Later in the year, progress has been made.

Lute Lute Lute

From the Swindon class and the Bristol class.

Lute Lute

A lute under construction and two lute moulds in the Bristol classroom, c. 1998

Lute Lute Lute

Hammered Dulcimers

Begun on the Bristol course and finished many years later - what a fine job!

Hammered Dulcimer Hammered Dulcimer Hammered Dulcimer

Excellent photos of a hammered dulcimer under construction.

Hammered Dulcimer Hammered Dulcimer Hammered Dulcimer
Hammered Dulcimer Hammered Dulcimer Hammered Dulcimer

Classical Guitars

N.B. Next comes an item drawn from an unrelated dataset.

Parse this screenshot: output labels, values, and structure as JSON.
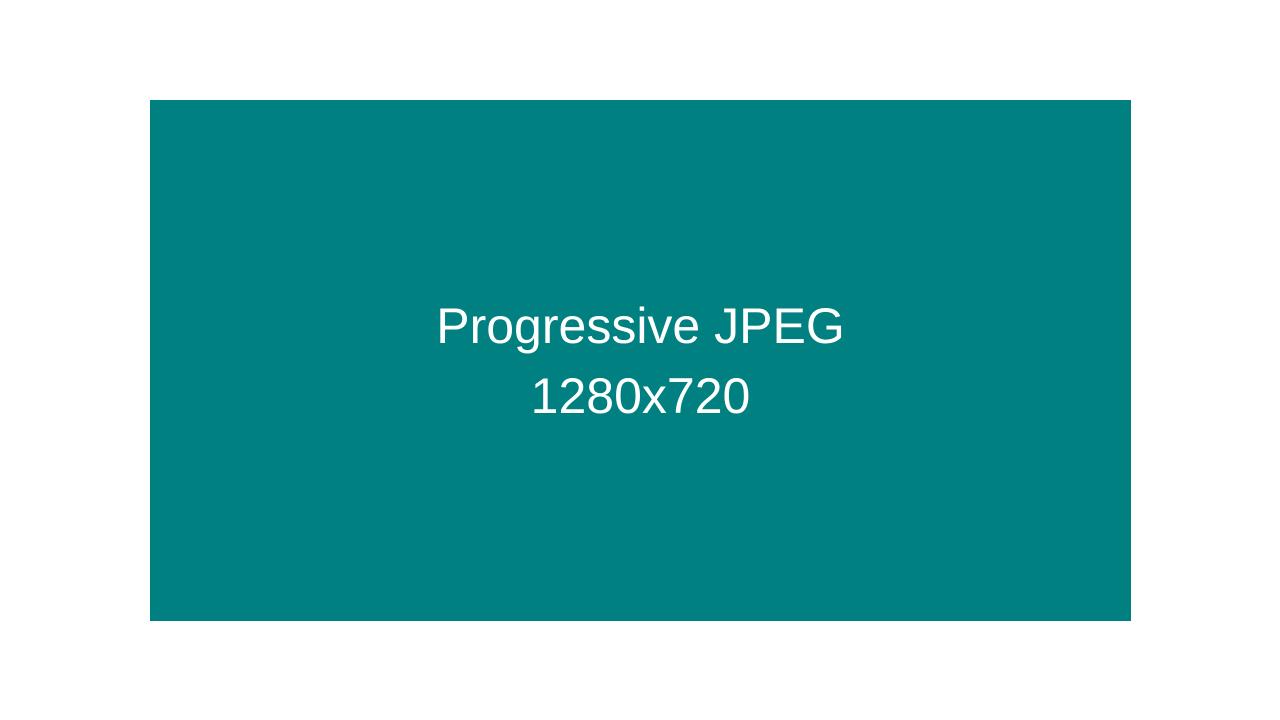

On the left, from the Bristol class in the late 80's, other four from a guitar by Ray, 2005.

Classical Guitar Classical Guitar Classical Guitar Classical Guitar Classical Guitar

Acoustic Bass Guitar

In 2012, Ray from the Enfield Classical Guitar Society, has had a friend build an excellent looking bass guitar, keeping very much in the classical guitar tradition. He writes:

I purchased the plans for the guitar and my friend has constructed a 6 string bass guitar from your plans with a few adjustments.
I have strung the guitar with La Bella acoustic bass strings and find that the E and A strings are very loose.
I enclose some pictures of the finished guitar for your archives. The second guitar is a Concert Ramirez for comparison.

Bass Guitar Bass Guitar

In 2008 Jos, from the Netherlands sent a photo of his prize winning acoustic bass and later sent a photo of himself and his award winning guitar. Jos writes:

Here's a picture off the bass guitar i have build from the plan.
Good to know.....it won the third price [place] in Holland . www.dgbm.nl
It has custom made strings from la bella (brass wound steel) 042-060-080-095 these gauge are the best.
Thanks and best regards
Jos

Acoustic Bass Acoustic Bass